What you will do: Leave out the pictures and repeat the data exactly.

※ ※ ※

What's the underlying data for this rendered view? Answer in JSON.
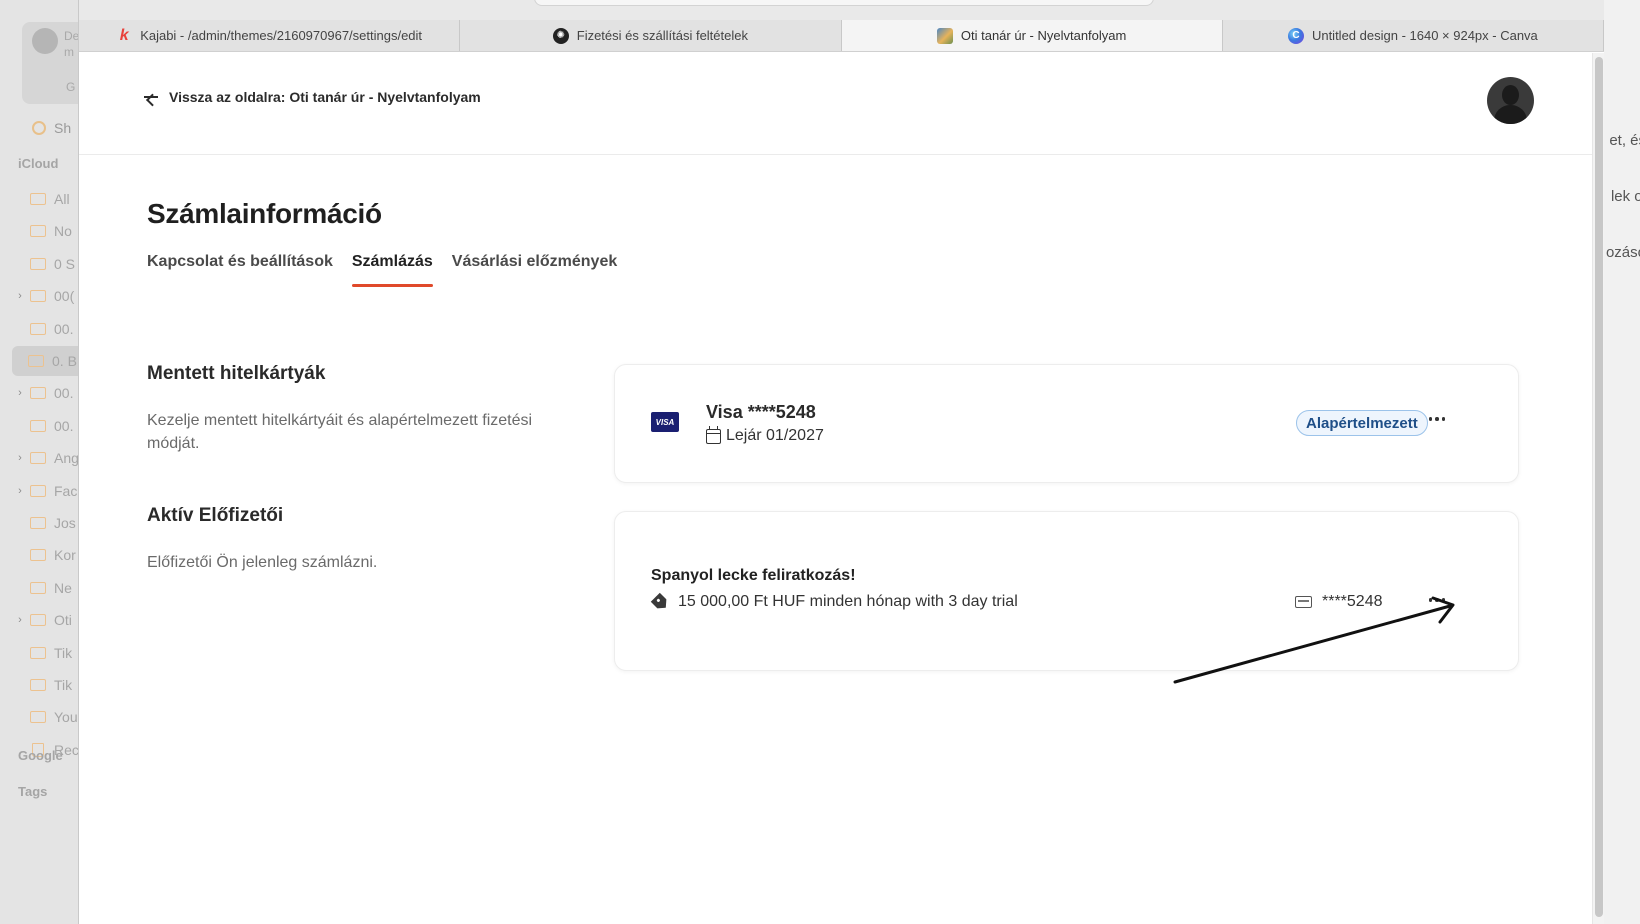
{
  "finder": {
    "account_lines": [
      "De",
      "m"
    ],
    "account_sub": "G",
    "shared_label": "Sh",
    "icloud_label": "iCloud",
    "items": [
      {
        "label": "All",
        "chevron": false
      },
      {
        "label": "No",
        "chevron": false
      },
      {
        "label": "0 S",
        "chevron": false
      },
      {
        "label": "00(",
        "chevron": true
      },
      {
        "label": "00.",
        "chevron": false
      },
      {
        "label": "0. B",
        "chevron": false,
        "selected": true
      },
      {
        "label": "00.",
        "chevron": true
      },
      {
        "label": "00.",
        "chevron": false
      },
      {
        "label": "Ang",
        "chevron": true
      },
      {
        "label": "Fac",
        "chevron": true
      },
      {
        "label": "Jos",
        "chevron": false
      },
      {
        "label": "Kor",
        "chevron": false
      },
      {
        "label": "Ne",
        "chevron": false
      },
      {
        "label": "Oti",
        "chevron": true
      },
      {
        "label": "Tik",
        "chevron": false
      },
      {
        "label": "Tik",
        "chevron": false
      },
      {
        "label": "You",
        "chevron": false
      },
      {
        "label": "Rec",
        "chevron": false,
        "trash": true
      }
    ],
    "google_label": "Google",
    "tags_label": "Tags"
  },
  "right_bg": [
    "et, és",
    "lek ol",
    "ozáso"
  ],
  "browser": {
    "tabs": [
      {
        "label": "Kajabi - /admin/themes/2160970967/settings/edit",
        "icon": "kajabi-icon",
        "icon_glyph": "k",
        "active": false
      },
      {
        "label": "Fizetési és szállítási feltételek",
        "icon": "openai-icon",
        "icon_glyph": "✺",
        "active": false
      },
      {
        "label": "Oti tanár úr - Nyelvtanfolyam",
        "icon": "site-thumbnail-icon",
        "icon_glyph": "",
        "active": true
      },
      {
        "label": "Untitled design - 1640 × 924px - Canva",
        "icon": "canva-icon",
        "icon_glyph": "C",
        "active": false
      }
    ]
  },
  "header": {
    "back_link": "Vissza az oldalra: Oti tanár úr - Nyelvtanfolyam"
  },
  "page": {
    "title": "Számlainformáció",
    "tabs": [
      {
        "label": "Kapcsolat és beállítások",
        "active": false
      },
      {
        "label": "Számlázás",
        "active": true
      },
      {
        "label": "Vásárlási előzmények",
        "active": false
      }
    ],
    "cards_section": {
      "title": "Mentett hitelkártyák",
      "description": "Kezelje mentett hitelkártyáit és alapértelmezett fizetési módját."
    },
    "subs_section": {
      "title": "Aktív Előfizetői",
      "description": "Előfizetői Ön jelenleg számlázni."
    },
    "saved_card": {
      "brand_logo": "VISA",
      "name": "Visa ****5248",
      "expiry": "Lejár 01/2027",
      "badge": "Alapértelmezett"
    },
    "subscription": {
      "name": "Spanyol lecke feliratkozás!",
      "price": "15 000,00 Ft HUF minden hónap with 3 day trial",
      "card": "****5248"
    }
  },
  "colors": {
    "accent_underline": "#e0492a",
    "badge_border": "#9cc3ea",
    "badge_text": "#1f4f88",
    "visa_blue": "#1a1f71"
  }
}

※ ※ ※

Output below:
What's the underlying data for this rendered view? Answer in JSON.
{
  "finder": {
    "account_lines": [
      "De",
      "m"
    ],
    "account_sub": "G",
    "shared_label": "Sh",
    "icloud_label": "iCloud",
    "items": [
      {
        "label": "All",
        "chevron": false
      },
      {
        "label": "No",
        "chevron": false
      },
      {
        "label": "0 S",
        "chevron": false
      },
      {
        "label": "00(",
        "chevron": true
      },
      {
        "label": "00.",
        "chevron": false
      },
      {
        "label": "0. B",
        "chevron": false,
        "selected": true
      },
      {
        "label": "00.",
        "chevron": true
      },
      {
        "label": "00.",
        "chevron": false
      },
      {
        "label": "Ang",
        "chevron": true
      },
      {
        "label": "Fac",
        "chevron": true
      },
      {
        "label": "Jos",
        "chevron": false
      },
      {
        "label": "Kor",
        "chevron": false
      },
      {
        "label": "Ne",
        "chevron": false
      },
      {
        "label": "Oti",
        "chevron": true
      },
      {
        "label": "Tik",
        "chevron": false
      },
      {
        "label": "Tik",
        "chevron": false
      },
      {
        "label": "You",
        "chevron": false
      },
      {
        "label": "Rec",
        "chevron": false,
        "trash": true
      }
    ],
    "google_label": "Google",
    "tags_label": "Tags"
  },
  "right_bg": [
    "et, és",
    "lek ol",
    "ozáso"
  ],
  "browser": {
    "tabs": [
      {
        "label": "Kajabi - /admin/themes/2160970967/settings/edit",
        "icon": "kajabi-icon",
        "icon_glyph": "k",
        "active": false
      },
      {
        "label": "Fizetési és szállítási feltételek",
        "icon": "openai-icon",
        "icon_glyph": "✺",
        "active": false
      },
      {
        "label": "Oti tanár úr - Nyelvtanfolyam",
        "icon": "site-thumbnail-icon",
        "icon_glyph": "",
        "active": true
      },
      {
        "label": "Untitled design - 1640 × 924px - Canva",
        "icon": "canva-icon",
        "icon_glyph": "C",
        "active": false
      }
    ]
  },
  "header": {
    "back_link": "Vissza az oldalra: Oti tanár úr - Nyelvtanfolyam"
  },
  "page": {
    "title": "Számlainformáció",
    "tabs": [
      {
        "label": "Kapcsolat és beállítások",
        "active": false
      },
      {
        "label": "Számlázás",
        "active": true
      },
      {
        "label": "Vásárlási előzmények",
        "active": false
      }
    ],
    "cards_section": {
      "title": "Mentett hitelkártyák",
      "description": "Kezelje mentett hitelkártyáit és alapértelmezett fizetési módját."
    },
    "subs_section": {
      "title": "Aktív Előfizetői",
      "description": "Előfizetői Ön jelenleg számlázni."
    },
    "saved_card": {
      "brand_logo": "VISA",
      "name": "Visa ****5248",
      "expiry": "Lejár 01/2027",
      "badge": "Alapértelmezett"
    },
    "subscription": {
      "name": "Spanyol lecke feliratkozás!",
      "price": "15 000,00 Ft HUF minden hónap with 3 day trial",
      "card": "****5248"
    }
  },
  "colors": {
    "accent_underline": "#e0492a",
    "badge_border": "#9cc3ea",
    "badge_text": "#1f4f88",
    "visa_blue": "#1a1f71"
  }
}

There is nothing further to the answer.